Task goal ▸
When responding, copy every record below exactly as it appears.

Material to process ▸
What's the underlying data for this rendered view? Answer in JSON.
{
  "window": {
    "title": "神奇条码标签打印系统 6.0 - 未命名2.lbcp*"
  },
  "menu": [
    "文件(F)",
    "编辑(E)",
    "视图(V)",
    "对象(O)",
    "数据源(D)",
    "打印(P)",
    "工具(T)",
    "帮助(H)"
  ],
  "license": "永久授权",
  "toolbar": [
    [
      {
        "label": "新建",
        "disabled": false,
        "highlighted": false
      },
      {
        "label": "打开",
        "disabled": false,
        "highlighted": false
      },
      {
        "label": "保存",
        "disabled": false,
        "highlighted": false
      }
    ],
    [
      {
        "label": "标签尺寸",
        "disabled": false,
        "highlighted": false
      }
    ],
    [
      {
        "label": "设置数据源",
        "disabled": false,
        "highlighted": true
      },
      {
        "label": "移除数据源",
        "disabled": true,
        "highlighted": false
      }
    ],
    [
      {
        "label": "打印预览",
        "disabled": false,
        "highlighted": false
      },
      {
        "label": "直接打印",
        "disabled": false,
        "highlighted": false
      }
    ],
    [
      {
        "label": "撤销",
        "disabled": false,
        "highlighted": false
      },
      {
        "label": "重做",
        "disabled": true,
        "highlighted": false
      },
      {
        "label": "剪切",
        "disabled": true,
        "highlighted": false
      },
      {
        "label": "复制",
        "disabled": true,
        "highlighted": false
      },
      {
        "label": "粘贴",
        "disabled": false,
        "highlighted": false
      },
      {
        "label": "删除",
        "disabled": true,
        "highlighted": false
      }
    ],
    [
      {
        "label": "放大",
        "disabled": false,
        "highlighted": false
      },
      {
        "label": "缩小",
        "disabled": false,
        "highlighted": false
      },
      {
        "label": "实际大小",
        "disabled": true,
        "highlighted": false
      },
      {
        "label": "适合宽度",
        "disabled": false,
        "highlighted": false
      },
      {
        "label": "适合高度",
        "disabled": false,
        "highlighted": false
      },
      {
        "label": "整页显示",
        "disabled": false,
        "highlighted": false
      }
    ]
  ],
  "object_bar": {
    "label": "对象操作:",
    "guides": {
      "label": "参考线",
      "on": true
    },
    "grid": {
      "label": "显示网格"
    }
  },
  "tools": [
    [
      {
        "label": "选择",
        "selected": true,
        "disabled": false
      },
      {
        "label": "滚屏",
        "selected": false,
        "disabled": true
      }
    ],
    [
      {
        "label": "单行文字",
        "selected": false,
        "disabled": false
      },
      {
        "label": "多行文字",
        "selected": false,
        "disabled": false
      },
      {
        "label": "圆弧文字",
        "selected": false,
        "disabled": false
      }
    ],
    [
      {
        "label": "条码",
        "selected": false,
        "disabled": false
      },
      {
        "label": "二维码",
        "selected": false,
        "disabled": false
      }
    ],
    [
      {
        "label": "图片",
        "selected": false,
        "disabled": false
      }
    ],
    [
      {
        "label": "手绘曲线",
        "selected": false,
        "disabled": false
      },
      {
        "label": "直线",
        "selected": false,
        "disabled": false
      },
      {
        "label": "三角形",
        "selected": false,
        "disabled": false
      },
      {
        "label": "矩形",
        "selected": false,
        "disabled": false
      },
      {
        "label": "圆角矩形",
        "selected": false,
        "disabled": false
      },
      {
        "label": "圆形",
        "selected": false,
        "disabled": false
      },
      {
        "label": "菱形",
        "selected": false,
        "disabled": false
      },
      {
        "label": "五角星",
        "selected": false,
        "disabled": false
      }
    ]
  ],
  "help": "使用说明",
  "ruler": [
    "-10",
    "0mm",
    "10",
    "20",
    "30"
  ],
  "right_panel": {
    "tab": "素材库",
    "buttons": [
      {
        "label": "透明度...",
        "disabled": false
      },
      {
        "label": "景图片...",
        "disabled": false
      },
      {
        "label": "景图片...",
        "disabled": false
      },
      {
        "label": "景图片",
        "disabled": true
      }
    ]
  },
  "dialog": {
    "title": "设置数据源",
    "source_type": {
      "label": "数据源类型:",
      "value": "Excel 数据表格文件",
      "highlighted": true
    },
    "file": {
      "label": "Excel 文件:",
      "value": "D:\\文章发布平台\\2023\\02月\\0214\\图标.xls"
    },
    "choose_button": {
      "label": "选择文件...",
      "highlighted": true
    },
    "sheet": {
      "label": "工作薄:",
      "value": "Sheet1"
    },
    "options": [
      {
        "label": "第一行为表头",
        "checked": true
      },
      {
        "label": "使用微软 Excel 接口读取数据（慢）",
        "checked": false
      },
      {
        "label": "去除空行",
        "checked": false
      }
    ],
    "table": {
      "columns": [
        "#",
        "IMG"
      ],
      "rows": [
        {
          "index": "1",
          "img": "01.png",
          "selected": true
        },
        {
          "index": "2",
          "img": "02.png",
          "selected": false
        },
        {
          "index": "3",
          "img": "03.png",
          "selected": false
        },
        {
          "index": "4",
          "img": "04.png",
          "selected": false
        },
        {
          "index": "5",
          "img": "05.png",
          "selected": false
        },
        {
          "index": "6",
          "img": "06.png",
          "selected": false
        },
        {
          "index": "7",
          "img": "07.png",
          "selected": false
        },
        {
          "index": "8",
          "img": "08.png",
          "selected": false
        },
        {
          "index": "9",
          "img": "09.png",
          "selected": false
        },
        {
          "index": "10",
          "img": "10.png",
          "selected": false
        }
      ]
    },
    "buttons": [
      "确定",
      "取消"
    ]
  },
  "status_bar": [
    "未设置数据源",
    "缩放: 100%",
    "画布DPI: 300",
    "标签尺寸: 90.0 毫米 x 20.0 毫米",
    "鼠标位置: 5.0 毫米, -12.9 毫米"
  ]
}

Response area ▸
What's the underlying data for this rendered view? Answer in JSON.
{
  "window": {
    "title": "神奇条码标签打印系统 6.0 - 未命名2.lbcp*"
  },
  "menu": [
    "文件(F)",
    "编辑(E)",
    "视图(V)",
    "对象(O)",
    "数据源(D)",
    "打印(P)",
    "工具(T)",
    "帮助(H)"
  ],
  "license": "永久授权",
  "toolbar": [
    [
      {
        "label": "新建",
        "disabled": false,
        "highlighted": false
      },
      {
        "label": "打开",
        "disabled": false,
        "highlighted": false
      },
      {
        "label": "保存",
        "disabled": false,
        "highlighted": false
      }
    ],
    [
      {
        "label": "标签尺寸",
        "disabled": false,
        "highlighted": false
      }
    ],
    [
      {
        "label": "设置数据源",
        "disabled": false,
        "highlighted": true
      },
      {
        "label": "移除数据源",
        "disabled": true,
        "highlighted": false
      }
    ],
    [
      {
        "label": "打印预览",
        "disabled": false,
        "highlighted": false
      },
      {
        "label": "直接打印",
        "disabled": false,
        "highlighted": false
      }
    ],
    [
      {
        "label": "撤销",
        "disabled": false,
        "highlighted": false
      },
      {
        "label": "重做",
        "disabled": true,
        "highlighted": false
      },
      {
        "label": "剪切",
        "disabled": true,
        "highlighted": false
      },
      {
        "label": "复制",
        "disabled": true,
        "highlighted": false
      },
      {
        "label": "粘贴",
        "disabled": false,
        "highlighted": false
      },
      {
        "label": "删除",
        "disabled": true,
        "highlighted": false
      }
    ],
    [
      {
        "label": "放大",
        "disabled": false,
        "highlighted": false
      },
      {
        "label": "缩小",
        "disabled": false,
        "highlighted": false
      },
      {
        "label": "实际大小",
        "disabled": true,
        "highlighted": false
      },
      {
        "label": "适合宽度",
        "disabled": false,
        "highlighted": false
      },
      {
        "label": "适合高度",
        "disabled": false,
        "highlighted": false
      },
      {
        "label": "整页显示",
        "disabled": false,
        "highlighted": false
      }
    ]
  ],
  "object_bar": {
    "label": "对象操作:",
    "guides": {
      "label": "参考线",
      "on": true
    },
    "grid": {
      "label": "显示网格"
    }
  },
  "tools": [
    [
      {
        "label": "选择",
        "selected": true,
        "disabled": false
      },
      {
        "label": "滚屏",
        "selected": false,
        "disabled": true
      }
    ],
    [
      {
        "label": "单行文字",
        "selected": false,
        "disabled": false
      },
      {
        "label": "多行文字",
        "selected": false,
        "disabled": false
      },
      {
        "label": "圆弧文字",
        "selected": false,
        "disabled": false
      }
    ],
    [
      {
        "label": "条码",
        "selected": false,
        "disabled": false
      },
      {
        "label": "二维码",
        "selected": false,
        "disabled": false
      }
    ],
    [
      {
        "label": "图片",
        "selected": false,
        "disabled": false
      }
    ],
    [
      {
        "label": "手绘曲线",
        "selected": false,
        "disabled": false
      },
      {
        "label": "直线",
        "selected": false,
        "disabled": false
      },
      {
        "label": "三角形",
        "selected": false,
        "disabled": false
      },
      {
        "label": "矩形",
        "selected": false,
        "disabled": false
      },
      {
        "label": "圆角矩形",
        "selected": false,
        "disabled": false
      },
      {
        "label": "圆形",
        "selected": false,
        "disabled": false
      },
      {
        "label": "菱形",
        "selected": false,
        "disabled": false
      },
      {
        "label": "五角星",
        "selected": false,
        "disabled": false
      }
    ]
  ],
  "help": "使用说明",
  "ruler": [
    "-10",
    "0mm",
    "10",
    "20",
    "30"
  ],
  "right_panel": {
    "tab": "素材库",
    "buttons": [
      {
        "label": "透明度...",
        "disabled": false
      },
      {
        "label": "景图片...",
        "disabled": false
      },
      {
        "label": "景图片...",
        "disabled": false
      },
      {
        "label": "景图片",
        "disabled": true
      }
    ]
  },
  "dialog": {
    "title": "设置数据源",
    "source_type": {
      "label": "数据源类型:",
      "value": "Excel 数据表格文件",
      "highlighted": true
    },
    "file": {
      "label": "Excel 文件:",
      "value": "D:\\文章发布平台\\2023\\02月\\0214\\图标.xls"
    },
    "choose_button": {
      "label": "选择文件...",
      "highlighted": true
    },
    "sheet": {
      "label": "工作薄:",
      "value": "Sheet1"
    },
    "options": [
      {
        "label": "第一行为表头",
        "checked": true
      },
      {
        "label": "使用微软 Excel 接口读取数据（慢）",
        "checked": false
      },
      {
        "label": "去除空行",
        "checked": false
      }
    ],
    "table": {
      "columns": [
        "#",
        "IMG"
      ],
      "rows": [
        {
          "index": "1",
          "img": "01.png",
          "selected": true
        },
        {
          "index": "2",
          "img": "02.png",
          "selected": false
        },
        {
          "index": "3",
          "img": "03.png",
          "selected": false
        },
        {
          "index": "4",
          "img": "04.png",
          "selected": false
        },
        {
          "index": "5",
          "img": "05.png",
          "selected": false
        },
        {
          "index": "6",
          "img": "06.png",
          "selected": false
        },
        {
          "index": "7",
          "img": "07.png",
          "selected": false
        },
        {
          "index": "8",
          "img": "08.png",
          "selected": false
        },
        {
          "index": "9",
          "img": "09.png",
          "selected": false
        },
        {
          "index": "10",
          "img": "10.png",
          "selected": false
        }
      ]
    },
    "buttons": [
      "确定",
      "取消"
    ]
  },
  "status_bar": [
    "未设置数据源",
    "缩放: 100%",
    "画布DPI: 300",
    "标签尺寸: 90.0 毫米 x 20.0 毫米",
    "鼠标位置: 5.0 毫米, -12.9 毫米"
  ]
}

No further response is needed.